Special Needs Trust Lawyer
Tragic accidents happen every day. This is why every adult should have an estate plan in place. Even the healthiest of adults are killed in terrible accidents. Without an estate plan, how will you be assured your family will be taken care of should something happen to you? There are many different tools that can be used in an individual’s estate plan. Some of the most common are wills and trusts. Trusts are particularly popular because these accounts are not required to go through the probate process. When it comes to choosing the best type of trust for your particular situation, there are several to choose from.
One situation that many parents face is planning an estate plan when their child has special needs. There are a number of factors that need to be considered when establishing a trust for a special needs child.

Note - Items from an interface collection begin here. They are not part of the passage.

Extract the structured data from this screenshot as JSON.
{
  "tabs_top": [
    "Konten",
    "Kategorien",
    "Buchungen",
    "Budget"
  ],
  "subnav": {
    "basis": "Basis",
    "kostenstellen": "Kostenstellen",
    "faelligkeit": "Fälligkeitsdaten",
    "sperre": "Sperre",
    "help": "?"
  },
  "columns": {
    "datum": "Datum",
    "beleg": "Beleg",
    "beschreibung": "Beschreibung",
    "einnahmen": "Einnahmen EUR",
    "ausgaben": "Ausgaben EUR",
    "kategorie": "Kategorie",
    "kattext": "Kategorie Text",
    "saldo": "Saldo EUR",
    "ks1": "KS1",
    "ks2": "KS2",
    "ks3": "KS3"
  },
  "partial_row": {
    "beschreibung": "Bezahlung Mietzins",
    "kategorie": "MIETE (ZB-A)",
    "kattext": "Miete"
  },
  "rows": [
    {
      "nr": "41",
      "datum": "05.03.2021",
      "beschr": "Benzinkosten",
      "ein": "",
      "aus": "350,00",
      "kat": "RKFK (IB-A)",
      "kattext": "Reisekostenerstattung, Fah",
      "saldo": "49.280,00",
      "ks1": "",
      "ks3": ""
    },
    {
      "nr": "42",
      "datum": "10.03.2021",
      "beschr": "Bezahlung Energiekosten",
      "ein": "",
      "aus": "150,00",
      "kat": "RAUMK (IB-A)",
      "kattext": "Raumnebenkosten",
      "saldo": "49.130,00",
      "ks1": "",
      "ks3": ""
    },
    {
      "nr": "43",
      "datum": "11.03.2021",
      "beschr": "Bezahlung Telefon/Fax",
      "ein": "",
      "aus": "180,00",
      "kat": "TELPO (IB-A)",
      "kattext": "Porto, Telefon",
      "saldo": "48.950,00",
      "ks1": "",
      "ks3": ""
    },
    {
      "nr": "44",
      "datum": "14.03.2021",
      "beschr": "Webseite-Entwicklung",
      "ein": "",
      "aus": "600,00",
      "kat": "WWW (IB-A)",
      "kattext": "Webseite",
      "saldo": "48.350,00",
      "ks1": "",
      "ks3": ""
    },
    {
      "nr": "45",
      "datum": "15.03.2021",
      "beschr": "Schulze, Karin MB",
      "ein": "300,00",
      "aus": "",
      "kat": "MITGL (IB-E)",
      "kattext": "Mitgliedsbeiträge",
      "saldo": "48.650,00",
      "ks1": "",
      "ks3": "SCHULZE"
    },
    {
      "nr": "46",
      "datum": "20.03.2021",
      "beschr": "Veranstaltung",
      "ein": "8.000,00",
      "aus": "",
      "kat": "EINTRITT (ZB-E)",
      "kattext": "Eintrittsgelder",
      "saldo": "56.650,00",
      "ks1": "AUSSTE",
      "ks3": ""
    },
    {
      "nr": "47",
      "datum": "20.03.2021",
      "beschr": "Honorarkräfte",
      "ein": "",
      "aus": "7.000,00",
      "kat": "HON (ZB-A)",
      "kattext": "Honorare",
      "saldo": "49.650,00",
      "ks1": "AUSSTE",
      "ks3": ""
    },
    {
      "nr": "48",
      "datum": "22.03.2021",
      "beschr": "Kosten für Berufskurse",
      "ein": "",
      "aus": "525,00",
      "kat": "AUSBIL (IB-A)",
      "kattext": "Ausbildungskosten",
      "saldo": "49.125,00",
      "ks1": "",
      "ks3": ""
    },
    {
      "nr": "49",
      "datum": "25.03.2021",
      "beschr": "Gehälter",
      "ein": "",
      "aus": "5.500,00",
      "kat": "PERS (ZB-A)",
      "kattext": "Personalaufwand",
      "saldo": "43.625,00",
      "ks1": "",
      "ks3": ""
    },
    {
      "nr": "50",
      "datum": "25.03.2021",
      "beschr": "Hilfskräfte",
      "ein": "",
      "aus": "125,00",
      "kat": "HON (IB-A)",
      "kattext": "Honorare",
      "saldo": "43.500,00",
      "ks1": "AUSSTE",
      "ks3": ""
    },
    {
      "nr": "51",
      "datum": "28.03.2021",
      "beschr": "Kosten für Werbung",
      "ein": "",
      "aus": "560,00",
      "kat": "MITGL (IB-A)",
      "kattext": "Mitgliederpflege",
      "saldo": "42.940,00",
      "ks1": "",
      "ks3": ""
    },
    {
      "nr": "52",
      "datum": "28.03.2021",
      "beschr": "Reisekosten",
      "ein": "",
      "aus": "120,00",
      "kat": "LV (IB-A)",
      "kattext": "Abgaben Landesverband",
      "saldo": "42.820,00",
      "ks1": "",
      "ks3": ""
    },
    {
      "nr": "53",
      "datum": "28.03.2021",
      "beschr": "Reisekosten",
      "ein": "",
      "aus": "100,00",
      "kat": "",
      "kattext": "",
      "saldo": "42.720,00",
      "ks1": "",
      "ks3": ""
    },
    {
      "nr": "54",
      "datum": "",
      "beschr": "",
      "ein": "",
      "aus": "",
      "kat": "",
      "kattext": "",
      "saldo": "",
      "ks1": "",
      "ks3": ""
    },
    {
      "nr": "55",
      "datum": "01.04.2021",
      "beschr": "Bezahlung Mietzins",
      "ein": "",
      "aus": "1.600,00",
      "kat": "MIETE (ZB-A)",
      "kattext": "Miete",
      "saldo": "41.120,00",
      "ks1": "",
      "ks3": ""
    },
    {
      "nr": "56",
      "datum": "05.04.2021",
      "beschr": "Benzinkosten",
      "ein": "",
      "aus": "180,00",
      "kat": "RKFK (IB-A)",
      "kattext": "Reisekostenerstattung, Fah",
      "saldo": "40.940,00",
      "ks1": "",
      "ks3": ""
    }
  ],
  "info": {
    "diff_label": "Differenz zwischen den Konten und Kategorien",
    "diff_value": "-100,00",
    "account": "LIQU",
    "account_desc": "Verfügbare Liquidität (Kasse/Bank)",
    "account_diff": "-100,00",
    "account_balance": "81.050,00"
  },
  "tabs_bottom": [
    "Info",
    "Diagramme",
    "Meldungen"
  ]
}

This is where a special needs trust may be the best choice.
The following is a brief overview of special needs trusts from a special needs trust lawyer from Silverman Law Office, PLLC.
What Is a Special Needs Trust?
Trusts are instruments used for an individual’s assets. The individual names a beneficiary who will retain ownership of those assets upon the individual’s death. The distribution of the assets will depend on the stipulations specified in the trust.
There are factors that parents of special needs children need to consider when establishing a trust for their child to ensure that the child will be taken care of after the parent dies. Many disabled people receive Supplemental Security Income (SSI) and Social Security Disability (SSD) and qualifications for those benefits are dependent on what type of assets the individual has. By establishing a special needs trust for their child, parents can be assured that their child’s health insurance and other benefits will not be jeopardized because of the inheritance they are leaving them.
How A Special Needs Trust Preserves Financial Resources
A person who is receiving SSI and Medicaid is not allowed to have more than $2,000 in assets. If they do, they lose these benefits and will not qualify again until all of their assets have been depleted. However, assets that are in a special needs trust do not count as the recipient’s assets.
Although parents and grandparents of a special needs child can provide for supplemental needs trust in their will, it is more beneficial to set up a special needs trust while still alive. This way, funds will be available immediately, and will not have to go through any probate process where there is always the risk that someone will contest your will and what your last wishes were.
It is also possible to create a special needs trust in advance of a disabled, minor child receiving significant financial resources, such as a personal injury lawsuit award or settlement. If these resources will disqualify the recipient from public benefits, it is imperative to establish a special needs trust that can be certified by the court or signed and sponsored by the parent or grandparent that will maintain the minor child’s eligibility for public benefits.
To learn more about special needs trusts, contact an estate planning law firm to speak to a special needs trust lawyer.